The four finalists for the Clair Bee Award were: Mike Anderson (University of Missouri), Brad Greenberg (Radford University), Trent Johnson (Louisiana State University), and Andy Kennedy (University of Mississippi).
Coach Mike Anderson directed the largest turnaround in major college basketball this year. Missouri improved 15 games from last season's 16-16 mark to go 31-7 in the 2008-2009 season.
He led the Tigers to its first Big 12 Tournament Championship and secured a 12-4 mark in Big 12 conference play, which is the best in school history.
Missouri extended its home-court winning streak to 19 games this year giving the Tigers a perfect 18-0 record for 2008-2009 with a 25.2 ppg scoring margin.
Coach Anderson led Missouri to its first national ranking since the 2003-2004 season and its first Top 10 national ranking in March since 1993-1994.
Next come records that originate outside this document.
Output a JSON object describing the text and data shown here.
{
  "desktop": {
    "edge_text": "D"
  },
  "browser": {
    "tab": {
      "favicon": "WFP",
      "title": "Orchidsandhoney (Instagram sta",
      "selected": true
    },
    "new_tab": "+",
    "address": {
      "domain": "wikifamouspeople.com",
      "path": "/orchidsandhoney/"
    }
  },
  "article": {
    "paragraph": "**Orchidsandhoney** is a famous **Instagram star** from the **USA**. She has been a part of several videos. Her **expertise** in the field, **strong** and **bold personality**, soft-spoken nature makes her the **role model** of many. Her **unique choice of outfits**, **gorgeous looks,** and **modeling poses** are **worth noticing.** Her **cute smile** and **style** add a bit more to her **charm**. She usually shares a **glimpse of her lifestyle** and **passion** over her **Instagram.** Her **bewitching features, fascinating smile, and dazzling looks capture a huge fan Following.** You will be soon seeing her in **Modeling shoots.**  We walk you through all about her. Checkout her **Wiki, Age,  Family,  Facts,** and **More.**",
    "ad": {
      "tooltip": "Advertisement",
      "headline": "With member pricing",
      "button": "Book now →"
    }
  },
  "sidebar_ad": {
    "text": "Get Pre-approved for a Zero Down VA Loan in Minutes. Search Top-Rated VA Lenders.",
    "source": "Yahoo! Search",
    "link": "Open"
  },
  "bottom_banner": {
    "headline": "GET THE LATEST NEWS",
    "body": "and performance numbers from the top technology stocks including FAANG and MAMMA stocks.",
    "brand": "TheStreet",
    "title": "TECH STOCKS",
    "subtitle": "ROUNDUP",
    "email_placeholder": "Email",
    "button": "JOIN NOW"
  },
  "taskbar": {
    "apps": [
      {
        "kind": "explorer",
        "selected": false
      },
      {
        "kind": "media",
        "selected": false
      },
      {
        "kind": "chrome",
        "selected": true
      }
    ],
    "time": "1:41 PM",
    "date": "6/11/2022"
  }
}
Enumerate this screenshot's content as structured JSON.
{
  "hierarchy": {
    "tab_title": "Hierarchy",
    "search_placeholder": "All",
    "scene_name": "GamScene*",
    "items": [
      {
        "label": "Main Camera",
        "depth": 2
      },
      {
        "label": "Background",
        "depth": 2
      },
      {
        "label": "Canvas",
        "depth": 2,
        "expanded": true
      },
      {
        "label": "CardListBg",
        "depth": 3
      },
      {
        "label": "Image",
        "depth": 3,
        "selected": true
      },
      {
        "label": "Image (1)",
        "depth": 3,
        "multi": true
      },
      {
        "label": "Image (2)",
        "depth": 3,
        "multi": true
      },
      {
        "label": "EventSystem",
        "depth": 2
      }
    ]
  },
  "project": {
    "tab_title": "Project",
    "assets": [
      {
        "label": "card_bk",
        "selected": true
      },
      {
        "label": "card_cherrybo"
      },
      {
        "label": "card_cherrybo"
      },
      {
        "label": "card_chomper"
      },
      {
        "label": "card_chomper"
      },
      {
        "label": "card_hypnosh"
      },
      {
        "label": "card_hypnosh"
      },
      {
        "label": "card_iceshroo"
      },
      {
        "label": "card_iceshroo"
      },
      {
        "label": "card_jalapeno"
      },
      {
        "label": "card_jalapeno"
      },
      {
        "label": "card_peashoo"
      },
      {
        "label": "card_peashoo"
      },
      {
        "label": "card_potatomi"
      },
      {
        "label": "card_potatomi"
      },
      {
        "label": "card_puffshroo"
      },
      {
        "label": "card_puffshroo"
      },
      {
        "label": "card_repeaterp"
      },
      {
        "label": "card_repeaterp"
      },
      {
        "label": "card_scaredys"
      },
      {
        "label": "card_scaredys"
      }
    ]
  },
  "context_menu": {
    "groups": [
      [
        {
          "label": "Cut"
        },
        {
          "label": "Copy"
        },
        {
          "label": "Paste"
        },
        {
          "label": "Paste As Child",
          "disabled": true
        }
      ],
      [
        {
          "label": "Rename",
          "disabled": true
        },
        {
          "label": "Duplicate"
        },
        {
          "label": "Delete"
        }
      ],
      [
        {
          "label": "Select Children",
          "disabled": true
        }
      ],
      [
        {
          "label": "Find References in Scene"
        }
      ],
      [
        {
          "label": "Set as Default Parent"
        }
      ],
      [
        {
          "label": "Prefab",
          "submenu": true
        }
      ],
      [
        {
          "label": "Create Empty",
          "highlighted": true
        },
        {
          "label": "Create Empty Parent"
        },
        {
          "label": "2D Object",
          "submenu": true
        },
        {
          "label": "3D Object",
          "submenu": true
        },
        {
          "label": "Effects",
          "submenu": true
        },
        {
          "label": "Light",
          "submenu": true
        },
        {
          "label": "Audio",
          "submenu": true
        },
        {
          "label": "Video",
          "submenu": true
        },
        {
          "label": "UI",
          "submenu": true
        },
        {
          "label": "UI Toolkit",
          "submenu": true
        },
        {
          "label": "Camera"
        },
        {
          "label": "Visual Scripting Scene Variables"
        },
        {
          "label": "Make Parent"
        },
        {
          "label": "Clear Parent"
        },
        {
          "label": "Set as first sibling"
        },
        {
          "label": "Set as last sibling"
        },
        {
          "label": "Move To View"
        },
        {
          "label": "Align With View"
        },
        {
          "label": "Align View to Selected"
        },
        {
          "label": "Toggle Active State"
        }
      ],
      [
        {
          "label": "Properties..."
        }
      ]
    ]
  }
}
Coach Clair F. Bee, the late Long Island University coach and Hall of Famer, compiled an .826 lifetime winning percentage, still the best in major-college coaching history. Known as the "Innovator", Clair Bee's influence on the game also extended to strategies such as the 1-3-1 zone defense and the 3-second rule, sports camps at Oriental, Manhattan, and Brighton beaches as well as Camp All-America and Kutsher's Sports Academy, writing technical coaching books, and conducting coaching clinics around the world.
By the time he left coaching in the 1950s, Clair Bee had already begun writing the Chip Hilton Sports Series, considered the top sports fiction series ever written.
Chip Hilton Sports began presenting the two awards in 1997 as a way to honor outstanding excellence and character in college basketball.
The Selection Committee is composed of: Dan Beebe, Jay Bilas, Dave Gavitt, Bob Hammel, Bob Knight, Pat Knight, Billy Packer, Dean Smith, and Dick Vitale.
Coach Bob McKillop of Davidson College was the 2008 Clair Bee Award winner. Last season's Chip Hilton Award winner was Mike Green of Butler University.